** RECORDS PROVIDED follows **

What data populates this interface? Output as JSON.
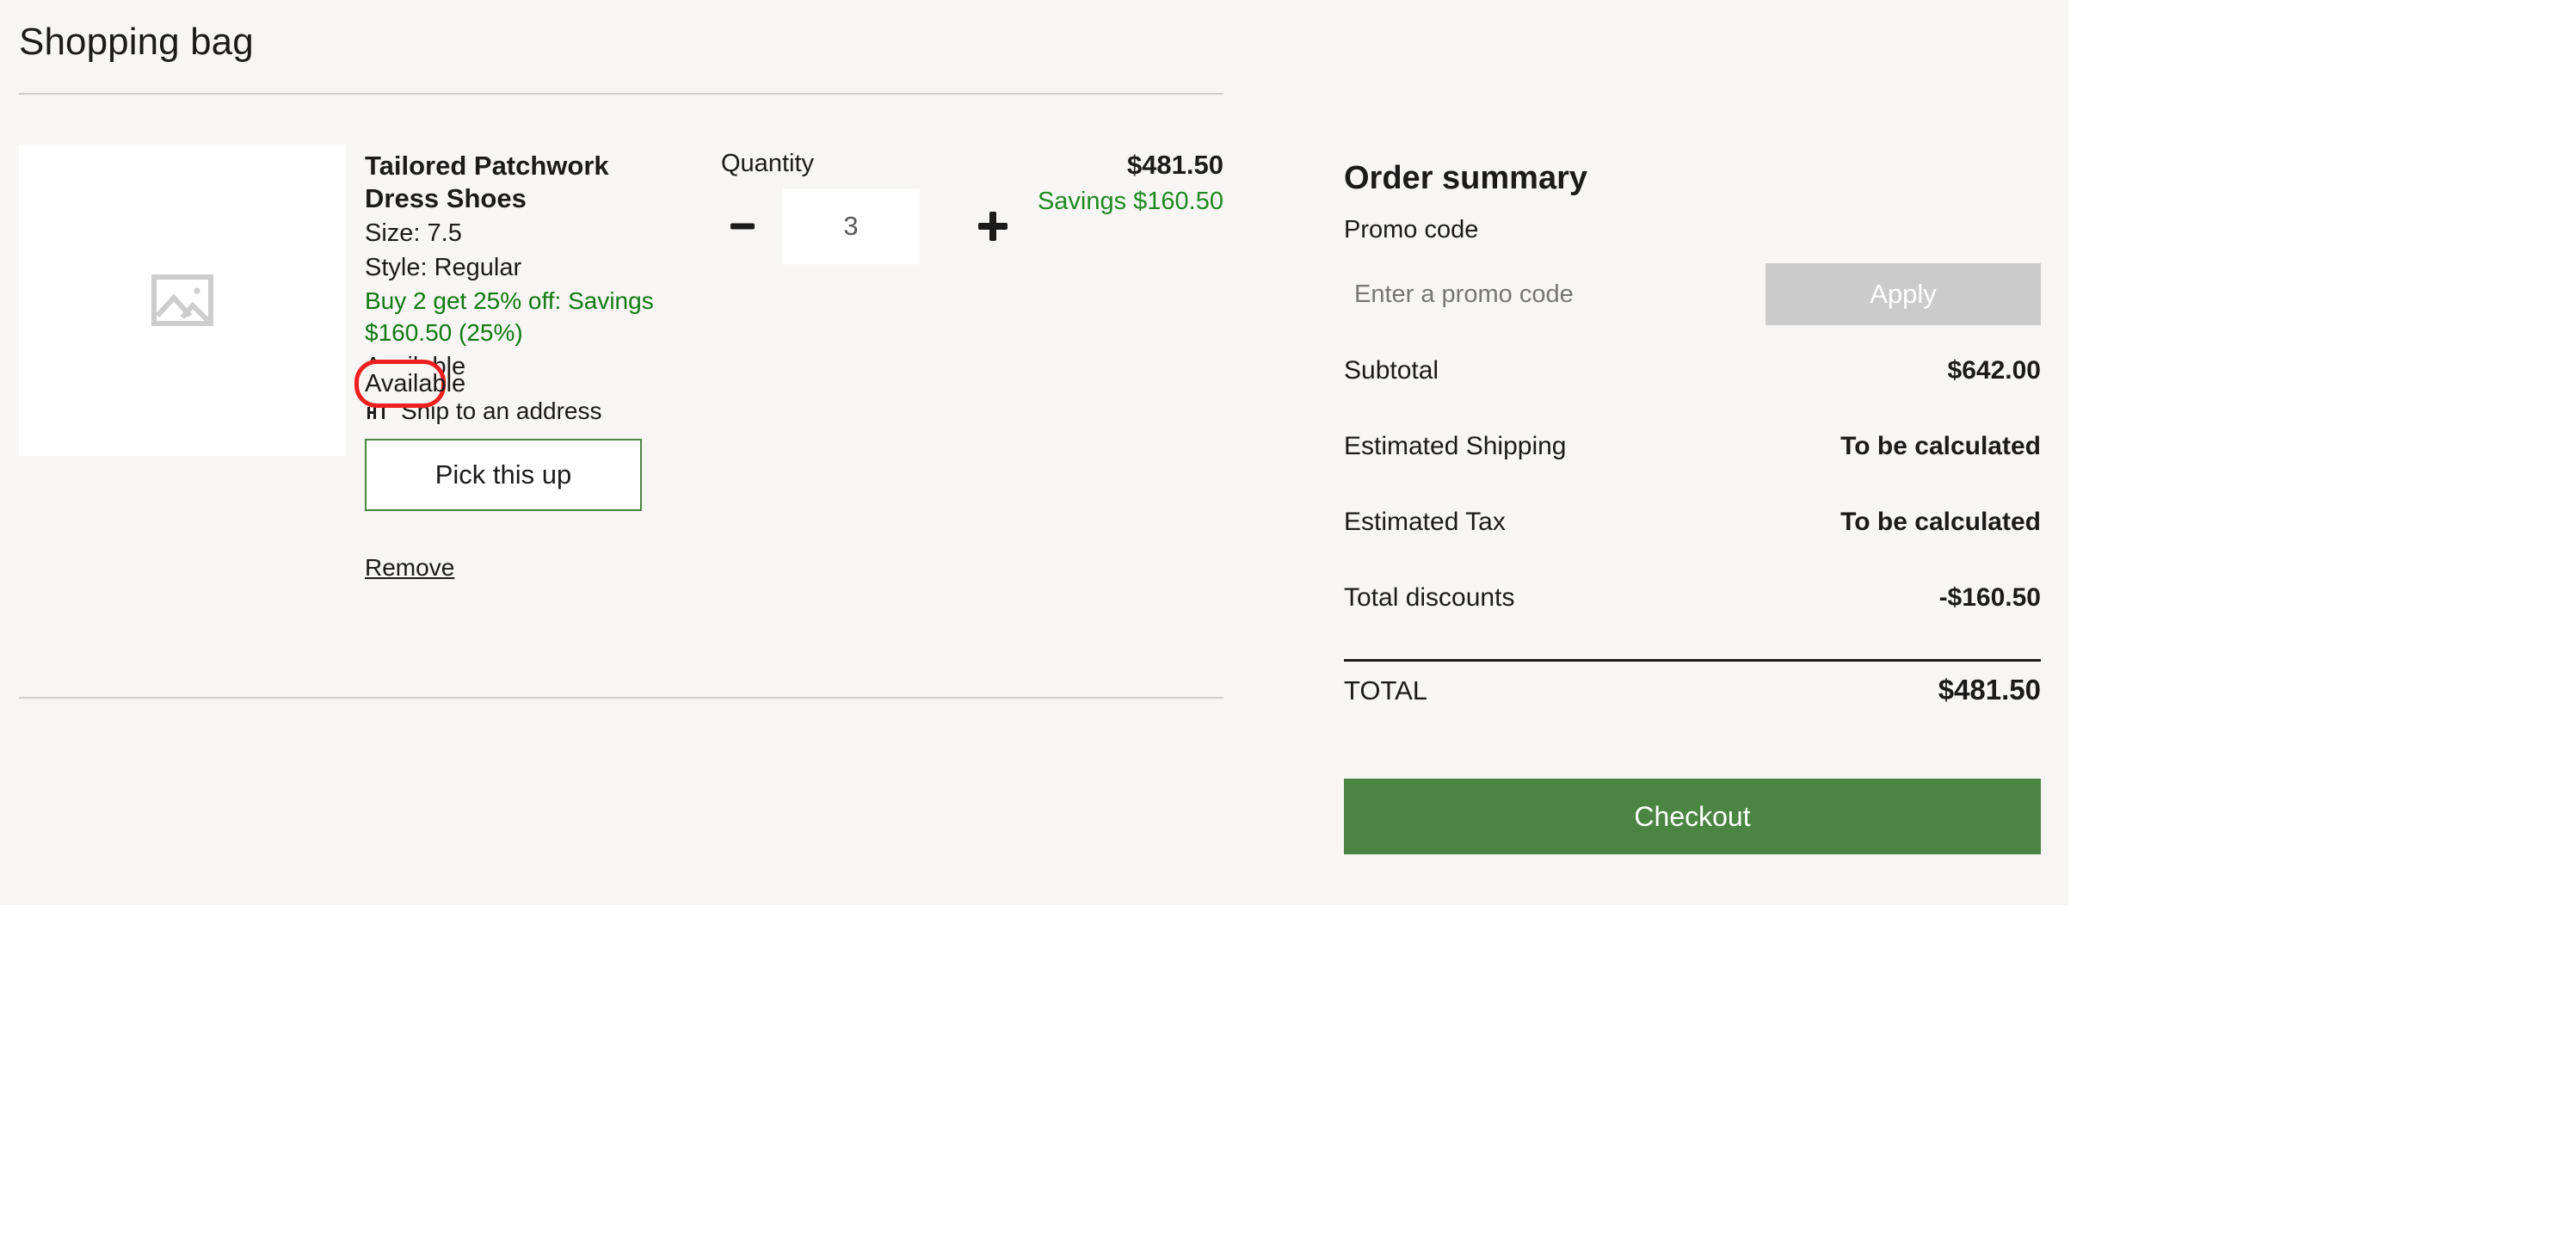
{
  "page": {
    "title": "Shopping bag",
    "background_color": "#f7f6f4",
    "accent_green": "#4a8541",
    "savings_green": "#117a11",
    "annotation_color": "#ee1f1f"
  },
  "cart": {
    "item": {
      "image_placeholder_icon": "broken-image-icon",
      "name": "Tailored Patchwork Dress Shoes",
      "size": "Size: 7.5",
      "style": "Style: Regular",
      "promo": "Buy 2 get 25% off: Savings $160.50 (25%)",
      "availability": "Available",
      "fulfillment_icon": "storefront-icon",
      "fulfillment_label": "Ship to an address",
      "pickup_button": "Pick this up",
      "remove_link": "Remove",
      "quantity_label": "Quantity",
      "quantity_value": "3",
      "decrease_icon": "minus-icon",
      "increase_icon": "plus-icon",
      "line_price": "$481.50",
      "line_savings": "Savings $160.50"
    }
  },
  "summary": {
    "title": "Order summary",
    "promo_label": "Promo code",
    "promo_placeholder": "Enter a promo code",
    "promo_value": "",
    "apply_label": "Apply",
    "rows": [
      {
        "label": "Subtotal",
        "value": "$642.00"
      },
      {
        "label": "Estimated Shipping",
        "value": "To be calculated"
      },
      {
        "label": "Estimated Tax",
        "value": "To be calculated"
      },
      {
        "label": "Total discounts",
        "value": "-$160.50"
      }
    ],
    "total_label": "TOTAL",
    "total_value": "$481.50",
    "checkout_label": "Checkout"
  },
  "annotation": {
    "target": "Available",
    "shape": "rounded-rectangle",
    "color": "#ee1f1f"
  }
}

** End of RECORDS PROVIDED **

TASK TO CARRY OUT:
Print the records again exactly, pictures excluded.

EXERCISE ANSWER:
What data populates this interface? Output as JSON.
{
  "page": {
    "title": "Shopping bag",
    "background_color": "#f7f6f4",
    "accent_green": "#4a8541",
    "savings_green": "#117a11",
    "annotation_color": "#ee1f1f"
  },
  "cart": {
    "item": {
      "image_placeholder_icon": "broken-image-icon",
      "name": "Tailored Patchwork Dress Shoes",
      "size": "Size: 7.5",
      "style": "Style: Regular",
      "promo": "Buy 2 get 25% off: Savings $160.50 (25%)",
      "availability": "Available",
      "fulfillment_icon": "storefront-icon",
      "fulfillment_label": "Ship to an address",
      "pickup_button": "Pick this up",
      "remove_link": "Remove",
      "quantity_label": "Quantity",
      "quantity_value": "3",
      "decrease_icon": "minus-icon",
      "increase_icon": "plus-icon",
      "line_price": "$481.50",
      "line_savings": "Savings $160.50"
    }
  },
  "summary": {
    "title": "Order summary",
    "promo_label": "Promo code",
    "promo_placeholder": "Enter a promo code",
    "promo_value": "",
    "apply_label": "Apply",
    "rows": [
      {
        "label": "Subtotal",
        "value": "$642.00"
      },
      {
        "label": "Estimated Shipping",
        "value": "To be calculated"
      },
      {
        "label": "Estimated Tax",
        "value": "To be calculated"
      },
      {
        "label": "Total discounts",
        "value": "-$160.50"
      }
    ],
    "total_label": "TOTAL",
    "total_value": "$481.50",
    "checkout_label": "Checkout"
  },
  "annotation": {
    "target": "Available",
    "shape": "rounded-rectangle",
    "color": "#ee1f1f"
  }
}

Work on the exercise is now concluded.